Emir of Qatar hands power over to son (33)

Sheikh Tamin becomes leader of country that punches above its weight economically and diplomatically

The accession as emir of Qatar of Sheikh Tamim Bin Hamad Bin Khalifa Al Thani, the youngest leader in the Middle East, will have repercussions far beyond the tiny monarchy’s borders given its rise as a regional powerhouse. Photograph: Reuters/Fadi Al-Assaad

The accession as emir of Qatar of Sheikh Tamim Bin Hamad Bin Khalifa Al Thani, the youngest leader in the Middle East, will have repercussions far beyond the tiny monarchy’s borders given its rise as a regional powerhouse. Photograph: Reuters/Fadi Al-Assaad

Wed, Jun 26, 2013, 15:06
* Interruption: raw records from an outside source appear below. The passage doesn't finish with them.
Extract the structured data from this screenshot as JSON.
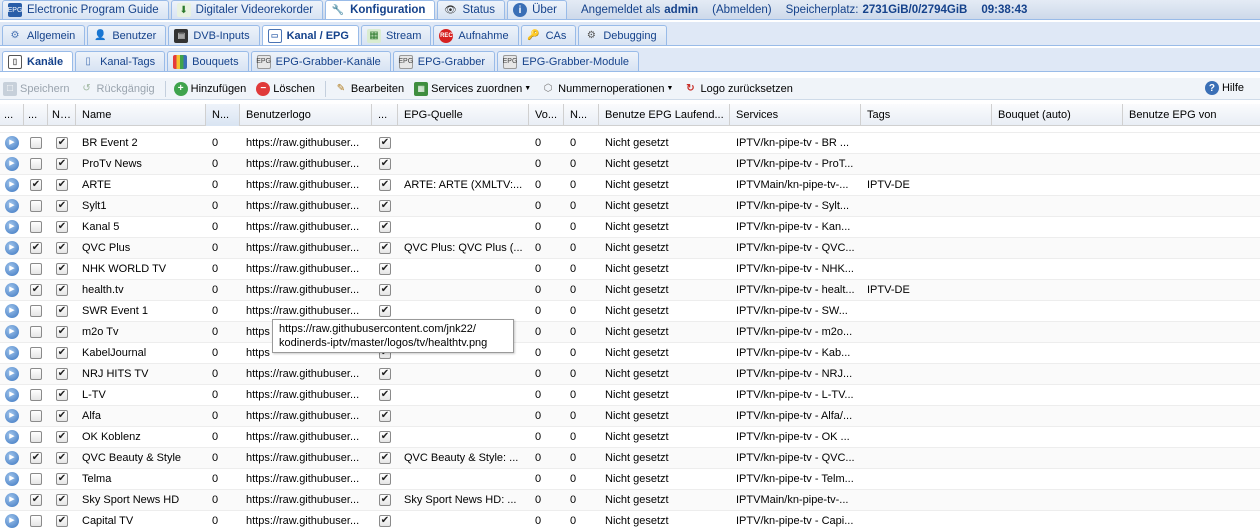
{
  "top_tabs": [
    {
      "label": "Electronic Program Guide",
      "icon": "epg-icon",
      "active": false
    },
    {
      "label": "Digitaler Videorekorder",
      "icon": "recorder-icon",
      "active": false
    },
    {
      "label": "Konfiguration",
      "icon": "wrench-icon",
      "active": true
    },
    {
      "label": "Status",
      "icon": "eye-icon",
      "active": false
    },
    {
      "label": "Über",
      "icon": "info-icon",
      "active": false
    }
  ],
  "status": {
    "logged_in_prefix": "Angemeldet als",
    "user": "admin",
    "logout": "(Abmelden)",
    "storage_label": "Speicherplatz:",
    "storage_value": "2731GiB/0/2794GiB",
    "time": "09:38:43"
  },
  "config_tabs": [
    {
      "label": "Allgemein",
      "icon": "gear-icon",
      "active": false
    },
    {
      "label": "Benutzer",
      "icon": "user-icon",
      "active": false
    },
    {
      "label": "DVB-Inputs",
      "icon": "dvb-icon",
      "active": false
    },
    {
      "label": "Kanal / EPG",
      "icon": "tv-icon",
      "active": true
    },
    {
      "label": "Stream",
      "icon": "stream-icon",
      "active": false
    },
    {
      "label": "Aufnahme",
      "icon": "rec-icon",
      "active": false
    },
    {
      "label": "CAs",
      "icon": "key-icon",
      "active": false
    },
    {
      "label": "Debugging",
      "icon": "debug-icon",
      "active": false
    }
  ],
  "sub_tabs": [
    {
      "label": "Kanäle",
      "icon": "phone-icon",
      "active": true
    },
    {
      "label": "Kanal-Tags",
      "icon": "tag-icon",
      "active": false
    },
    {
      "label": "Bouquets",
      "icon": "bouquet-icon",
      "active": false
    },
    {
      "label": "EPG-Grabber-Kanäle",
      "icon": "grabber-icon",
      "active": false
    },
    {
      "label": "EPG-Grabber",
      "icon": "grabber-icon",
      "active": false
    },
    {
      "label": "EPG-Grabber-Module",
      "icon": "grabber-icon",
      "active": false
    }
  ],
  "toolbar": {
    "save": "Speichern",
    "undo": "Rückgängig",
    "add": "Hinzufügen",
    "delete": "Löschen",
    "edit": "Bearbeiten",
    "map_services": "Services zuordnen",
    "number_ops": "Nummernoperationen",
    "reset_logo": "Logo zurücksetzen",
    "help": "Hilfe"
  },
  "columns": [
    "...",
    "...",
    "Name",
    "N...",
    "Benutzerlogo",
    "...",
    "EPG-Quelle",
    "Vo...",
    "N...",
    "Benutze EPG Laufend...",
    "Services",
    "Tags",
    "Bouquet (auto)",
    "Benutze EPG von"
  ],
  "rows": [
    {
      "enabled": false,
      "autoname": true,
      "name": "BR Event 2",
      "number": "0",
      "logo": "https://raw.githubuser...",
      "epgauto": true,
      "epg": "",
      "vo": "0",
      "n": "0",
      "running": "Nicht gesetzt",
      "services": "IPTV/kn-pipe-tv - BR ...",
      "tags": ""
    },
    {
      "enabled": false,
      "autoname": true,
      "name": "ProTv News",
      "number": "0",
      "logo": "https://raw.githubuser...",
      "epgauto": true,
      "epg": "",
      "vo": "0",
      "n": "0",
      "running": "Nicht gesetzt",
      "services": "IPTV/kn-pipe-tv - ProT...",
      "tags": ""
    },
    {
      "enabled": true,
      "autoname": true,
      "name": "ARTE",
      "number": "0",
      "logo": "https://raw.githubuser...",
      "epgauto": true,
      "epg": "ARTE: ARTE (XMLTV:...",
      "vo": "0",
      "n": "0",
      "running": "Nicht gesetzt",
      "services": "IPTVMain/kn-pipe-tv-...",
      "tags": "IPTV-DE"
    },
    {
      "enabled": false,
      "autoname": true,
      "name": "Sylt1",
      "number": "0",
      "logo": "https://raw.githubuser...",
      "epgauto": true,
      "epg": "",
      "vo": "0",
      "n": "0",
      "running": "Nicht gesetzt",
      "services": "IPTV/kn-pipe-tv - Sylt...",
      "tags": ""
    },
    {
      "enabled": false,
      "autoname": true,
      "name": "Kanal 5",
      "number": "0",
      "logo": "https://raw.githubuser...",
      "epgauto": true,
      "epg": "",
      "vo": "0",
      "n": "0",
      "running": "Nicht gesetzt",
      "services": "IPTV/kn-pipe-tv - Kan...",
      "tags": ""
    },
    {
      "enabled": true,
      "autoname": true,
      "name": "QVC Plus",
      "number": "0",
      "logo": "https://raw.githubuser...",
      "epgauto": true,
      "epg": "QVC Plus: QVC Plus (...",
      "vo": "0",
      "n": "0",
      "running": "Nicht gesetzt",
      "services": "IPTV/kn-pipe-tv - QVC...",
      "tags": ""
    },
    {
      "enabled": false,
      "autoname": true,
      "name": "NHK WORLD TV",
      "number": "0",
      "logo": "https://raw.githubuser...",
      "epgauto": true,
      "epg": "",
      "vo": "0",
      "n": "0",
      "running": "Nicht gesetzt",
      "services": "IPTV/kn-pipe-tv - NHK...",
      "tags": ""
    },
    {
      "enabled": true,
      "autoname": true,
      "name": "health.tv",
      "number": "0",
      "logo": "https://raw.githubuser...",
      "epgauto": true,
      "epg": "",
      "vo": "0",
      "n": "0",
      "running": "Nicht gesetzt",
      "services": "IPTV/kn-pipe-tv - healt...",
      "tags": "IPTV-DE"
    },
    {
      "enabled": false,
      "autoname": true,
      "name": "SWR Event 1",
      "number": "0",
      "logo": "https://raw.githubuser...",
      "epgauto": true,
      "epg": "",
      "vo": "0",
      "n": "0",
      "running": "Nicht gesetzt",
      "services": "IPTV/kn-pipe-tv - SW...",
      "tags": ""
    },
    {
      "enabled": false,
      "autoname": true,
      "name": "m2o Tv",
      "number": "0",
      "logo": "https",
      "epgauto": true,
      "epg": "",
      "vo": "0",
      "n": "0",
      "running": "Nicht gesetzt",
      "services": "IPTV/kn-pipe-tv - m2o...",
      "tags": ""
    },
    {
      "enabled": false,
      "autoname": true,
      "name": "KabelJournal",
      "number": "0",
      "logo": "https",
      "epgauto": true,
      "epg": "",
      "vo": "0",
      "n": "0",
      "running": "Nicht gesetzt",
      "services": "IPTV/kn-pipe-tv - Kab...",
      "tags": ""
    },
    {
      "enabled": false,
      "autoname": true,
      "name": "NRJ HITS TV",
      "number": "0",
      "logo": "https://raw.githubuser...",
      "epgauto": true,
      "epg": "",
      "vo": "0",
      "n": "0",
      "running": "Nicht gesetzt",
      "services": "IPTV/kn-pipe-tv - NRJ...",
      "tags": ""
    },
    {
      "enabled": false,
      "autoname": true,
      "name": "L-TV",
      "number": "0",
      "logo": "https://raw.githubuser...",
      "epgauto": true,
      "epg": "",
      "vo": "0",
      "n": "0",
      "running": "Nicht gesetzt",
      "services": "IPTV/kn-pipe-tv - L-TV...",
      "tags": ""
    },
    {
      "enabled": false,
      "autoname": true,
      "name": "Alfa",
      "number": "0",
      "logo": "https://raw.githubuser...",
      "epgauto": true,
      "epg": "",
      "vo": "0",
      "n": "0",
      "running": "Nicht gesetzt",
      "services": "IPTV/kn-pipe-tv - Alfa/...",
      "tags": ""
    },
    {
      "enabled": false,
      "autoname": true,
      "name": "OK Koblenz",
      "number": "0",
      "logo": "https://raw.githubuser...",
      "epgauto": true,
      "epg": "",
      "vo": "0",
      "n": "0",
      "running": "Nicht gesetzt",
      "services": "IPTV/kn-pipe-tv - OK ...",
      "tags": ""
    },
    {
      "enabled": true,
      "autoname": true,
      "name": "QVC Beauty & Style",
      "number": "0",
      "logo": "https://raw.githubuser...",
      "epgauto": true,
      "epg": "QVC Beauty & Style: ...",
      "vo": "0",
      "n": "0",
      "running": "Nicht gesetzt",
      "services": "IPTV/kn-pipe-tv - QVC...",
      "tags": ""
    },
    {
      "enabled": false,
      "autoname": true,
      "name": "Telma",
      "number": "0",
      "logo": "https://raw.githubuser...",
      "epgauto": true,
      "epg": "",
      "vo": "0",
      "n": "0",
      "running": "Nicht gesetzt",
      "services": "IPTV/kn-pipe-tv - Telm...",
      "tags": ""
    },
    {
      "enabled": true,
      "autoname": true,
      "name": "Sky Sport News HD",
      "number": "0",
      "logo": "https://raw.githubuser...",
      "epgauto": true,
      "epg": "Sky Sport News HD: ...",
      "vo": "0",
      "n": "0",
      "running": "Nicht gesetzt",
      "services": "IPTVMain/kn-pipe-tv-...",
      "tags": ""
    },
    {
      "enabled": false,
      "autoname": true,
      "name": "Capital TV",
      "number": "0",
      "logo": "https://raw.githubuser...",
      "epgauto": true,
      "epg": "",
      "vo": "0",
      "n": "0",
      "running": "Nicht gesetzt",
      "services": "IPTV/kn-pipe-tv - Capi...",
      "tags": ""
    }
  ],
  "tooltip": {
    "line1": "https://raw.githubusercontent.com/jnk22/",
    "line2": "kodinerds-iptv/master/logos/tv/healthtv.png"
  },
  "colors": {
    "accent": "#15428b",
    "tab_border": "#99bbe8",
    "tab_bg": "#dfe8f6"
  }
}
After months of speculation, Qatar’s emir Sheikh Hamad Bin Khalifa Al Thani yesterday formally handed power to his 33-year-old son, a rare act of abdication in the Gulf where hereditary leaders usually rule until they die.

The move, which makes Sheikh Tamim the youngest leader in the Middle East (after Syria’s president Bashar al-Assad who is 47), will have repercussions far beyond the tiny monarchy’s borders given its rise as a regional powerhouse.

“The time has come to turn a new page in the journey of our nation and have a new generation carry out responsibilities ... with their innovative ideas,” Sheikh Hamad said in a televised speech. “I am fully confident that [Sheikh Tamim] is qualified for the responsibility and is trustworthy.”


Chief architect
There was no mention of Sheikh Hamad bin Jassim (53), who serves as both prime minister and foreign minister, and is considered chief architect of the assertive foreign policy that has helped Qatar make its mark in the region. Speculation is rife that he will also step down.

Sheikh Tamim assumes leadership of a country of some 1.9 million people his father transformed from a relative backwater into a regional leader that punches above its weight economically and diplomatically. Under Sheikh Hamad’s rule, Qatar’s economy grew sevenfold and its population more than tripled. Its international profile increased through the development of the Al Jazeera television network, and its successful bid to host the 2022 soccer World Cup tournament.

The new emir’s mother, Sheikha Mozah, has pursued regional philanthropic and educational projects as head of the Qatar Foundation.

But it is through its foreign policy that Qatar has made the deepest impression. It provided significant support to the revolution that resulted in the ousting of Muammar Gadafy in Libya in 2011, and it continues to aid rebel forces battling Assad in Syria. The Gulf state has also hosted a delegation of the Afghan Taliban, which opened an office in its capital Doha last week in preparation for possible talks with the US.

But Doha’s support of uprisings in the Middle East and north Africa has not been short of controversy, with critics pointing out the irony of an absolutist monarchy (albeit one largely unchallenged by a population that boasts one of the world’s highest per capita incomes) promoting democracy and regime change elsewhere. Earlier this year a Qatari poet was jailed for 15 years for attempting to stir revolt.

Doha’s long-standing links with the Muslim Brotherhood have prompted something of a backlash across the region. Qatar’s flag and effigies of the emir were burned last month by protesters in Benghazi who accused Qatar of funding Islamists including the Muslim Brotherhood.

Given that the Sandhurst- educated Sheikh Tamim has been groomed for this moment since he was appointed crown prince in 2003, no significant changes to foreign or domestic policy are expected in the near future.